He was educated at Clipstone Street Junior Mixed School and St Marylebone Grammar School.

Career[edit]

In 1958, Green appeared in the UK pop charts as a member of Lord Rockingham's XI, the house band on ITV's rock 'n' roll show Oh Boy! The novelty jazz/rock release "Hoots Mon", complete with spoken interjections in a broad mock-Scots accent, reached number 1 for three weeks in November and December. Green later joked that wearing dark glasses whilst playing (to counteract the strong studio lights) generated a fan letter addressed to 'the blind sax-player'.

His BBC Radio 2 Sunday afternoon record show ran for many years until his death. He had a huge range of knowledge about the kind of music he liked, by classic "Great American Songbook" composers like Kern and Cole Porter and jazz, and would introduce most records with details about the artist(s) and often complained about developments in music with which he disagreed. He had a particular (though, to some listeners, not readily explicable) dislike of certain artists, including Benny Goodman and Glenn Miller.

He also chaired Jazz Score, a radio comedy panel game broadcast on Radio 2 and the BBC World Service for 20 years. Many jazz artists appeared on this show, stopping the contest to recount their own anecdotes about their career and other jazz musicians, some of whose names would mean little to the general listener.

He first worked for the BBC in 1955 and worked regularly for it from then on. In the 1960s he often appeared (with, among others, Alan Brien, Dee Wells and Robert Pitman) on Three After Six, Associated Rediffusion's early evening television discussion programme on current affairs.
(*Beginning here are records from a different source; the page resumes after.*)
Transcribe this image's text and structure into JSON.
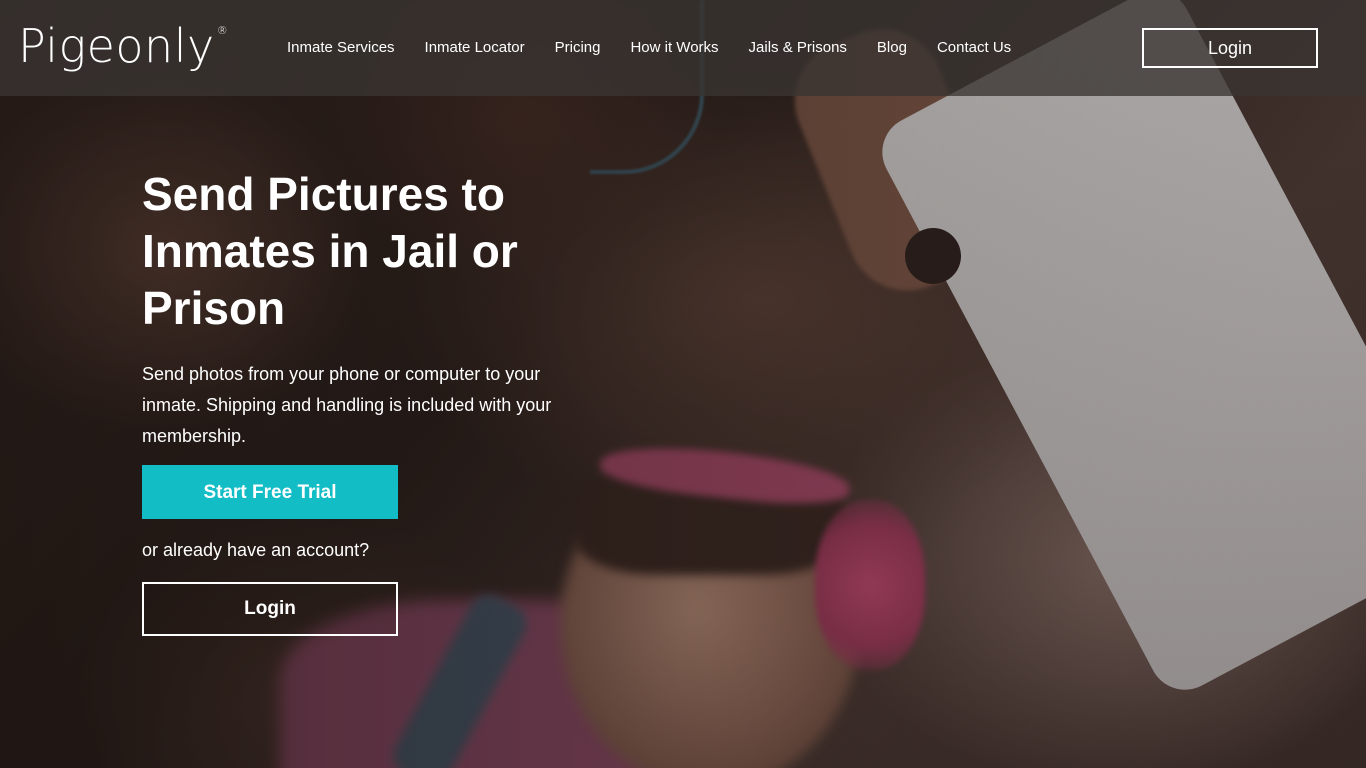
{
  "brand": {
    "logo_text": "Pigeonly",
    "registered_mark": "®"
  },
  "nav": {
    "items": [
      {
        "label": "Inmate Services"
      },
      {
        "label": "Inmate Locator"
      },
      {
        "label": "Pricing"
      },
      {
        "label": "How it Works"
      },
      {
        "label": "Jails & Prisons"
      },
      {
        "label": "Blog"
      },
      {
        "label": "Contact Us"
      }
    ],
    "login_label": "Login"
  },
  "hero": {
    "title": "Send Pictures to Inmates in Jail or Prison",
    "subtitle": "Send photos from your phone or computer to your inmate. Shipping and handling is included with your membership.",
    "cta_primary_label": "Start Free Trial",
    "already_text": "or already have an account?",
    "cta_login_label": "Login"
  },
  "colors": {
    "accent": "#12bdc5",
    "header_bg": "#3a3432"
  }
}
In the 1980s he contributed occasionally to Stop The Week, Robert Robinson's Saturday discussion programme on Radio 4. Green also wrote and/or narrated many radio documentaries about stage and film musical stars and Hollywood, his other main interest apart from jazz and sport. He also wrote for magazines, including Punch, and regularly for newspapers. He was a great admirer of writer P. G. Wodehouse, and published a literary biography of Wodehouse in 1981. He was also commissioned to write the entry on jazz in Encyclopaedia Britannica.

Green is notable for publishing the Wisden Anthologies, a summary of the famous cricketing annual, between 1979 and 1983. The four volumes covered the highlights from Wisden Cricketers' Almanack from its inception in 1864 until 1982 and stand as a milestone in cricketing literature. By way of contrast, in 1976 he had previously published I've Lost My Little Willie: A Celebration of Comic Postcards.

Benny Green married Antoinette Kanal in 1962, and had three sons and one daughter. His son, Dominic Green, is a guitarist who has published a book about his father, Benny Green Words and Music (2003). Green died at the age of 70 of cancer in the Royal Marsden Hospital in Surrey.

Bibliography[edit]

Works by Benny Green include:

  • Swingtime in Tottenham (1976)
  • Fred Astaire (1980)
  • P G Wodehouse: a Literary Biography (1981)
  • Last Empires: Documentary Anthology of Writing About the Music Hall (1986)
  • Let's Face the Music: The Golden Age of Popular Song
  • The Reluctant Art
  • A Hymn to Him: The Lyrics of Alan Jay Lerner
  • Such Sweet Thunder: Benny Green on Jazz (2002)

References[edit]

  1. ^ Oxford Dictionary of National Biography

External links[edit]